This same thirst for transparency led the Utah legislature to pass our proposed legislation earlier this year, bringing some sunlight to the use of extreme force by officers. Beginning this year, law enforcement agencies around the state are required to compile and report all sorts of statistics regarding forcible entry home raids (no knock warrants, for example) and SWAT team deployments: the nature of the alleged crime, the judge who signed the warrant, the time of day the warrant was served, whether anybody was injured, how many shots were fired, etc. The aggregate data will help policy makers better understand the use of this raw power—and importantly, knowing that they will be transparently reporting such information, the new law may serve as a deterrent against the unlawful or unreasonable use of force.

Importantly, transparency hurts the bad actors while justifying the good ones; an open records request can absolve a government agent who is wrongfully accused of something, and a video recording can show that a police officer following the law did nothing wrong when a contrary claim is made. Only those who are abusing their position of trust have anything to worry about.

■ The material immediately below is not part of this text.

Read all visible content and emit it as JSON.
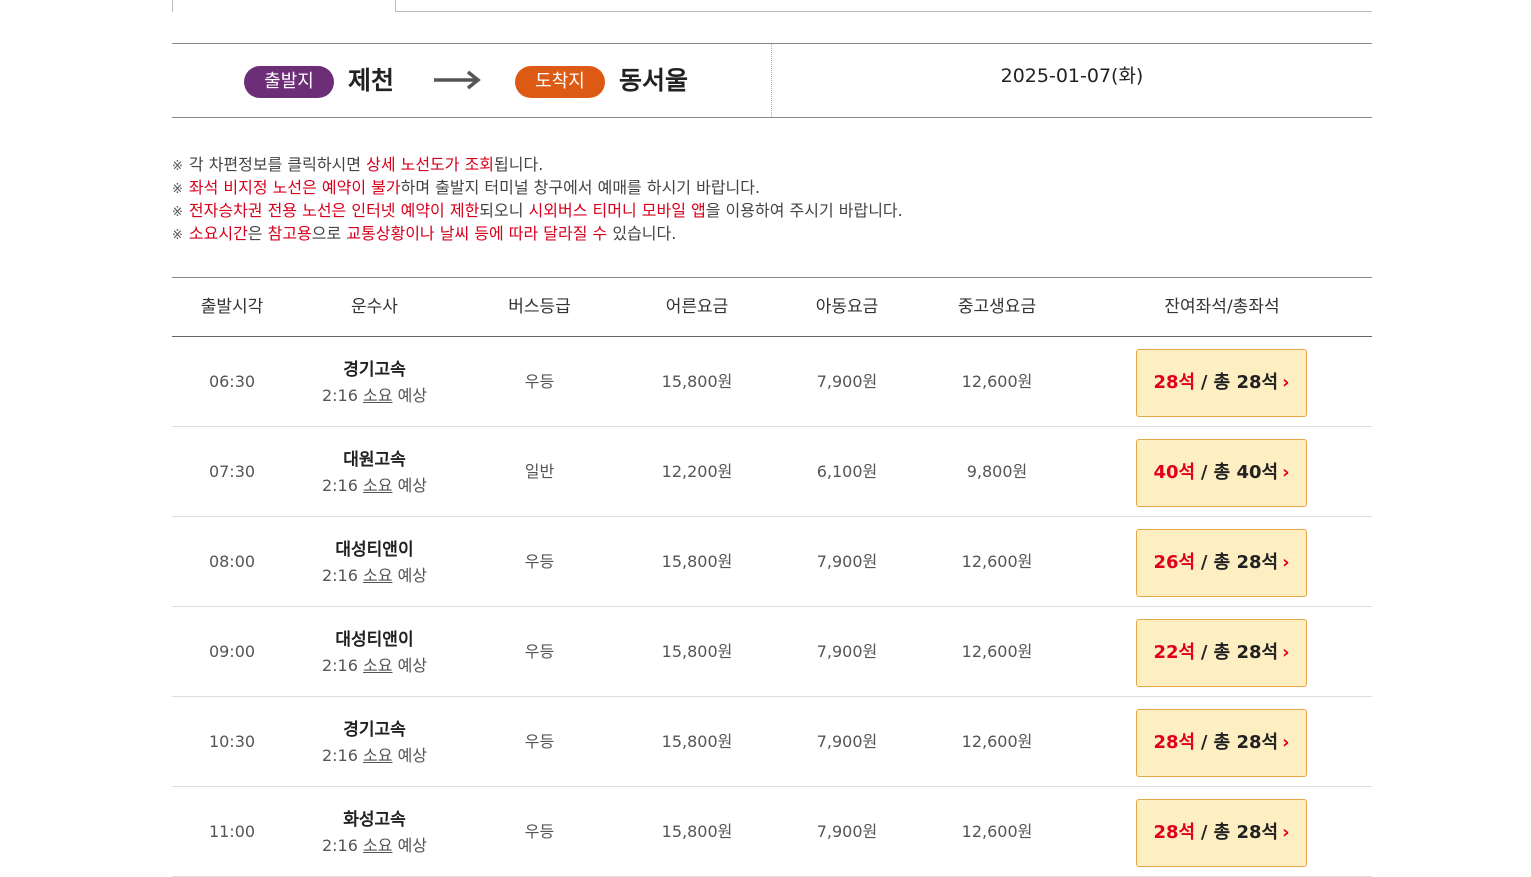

Fortunately, there is a healthy appetite for transparency in Utah; as the Governor has stated, “we have made great strides toward more openness and transparency in government… But we will not back off our commitment to do better.” Accordingly, Utahns can expect to see more transparency-based proposals in the near future.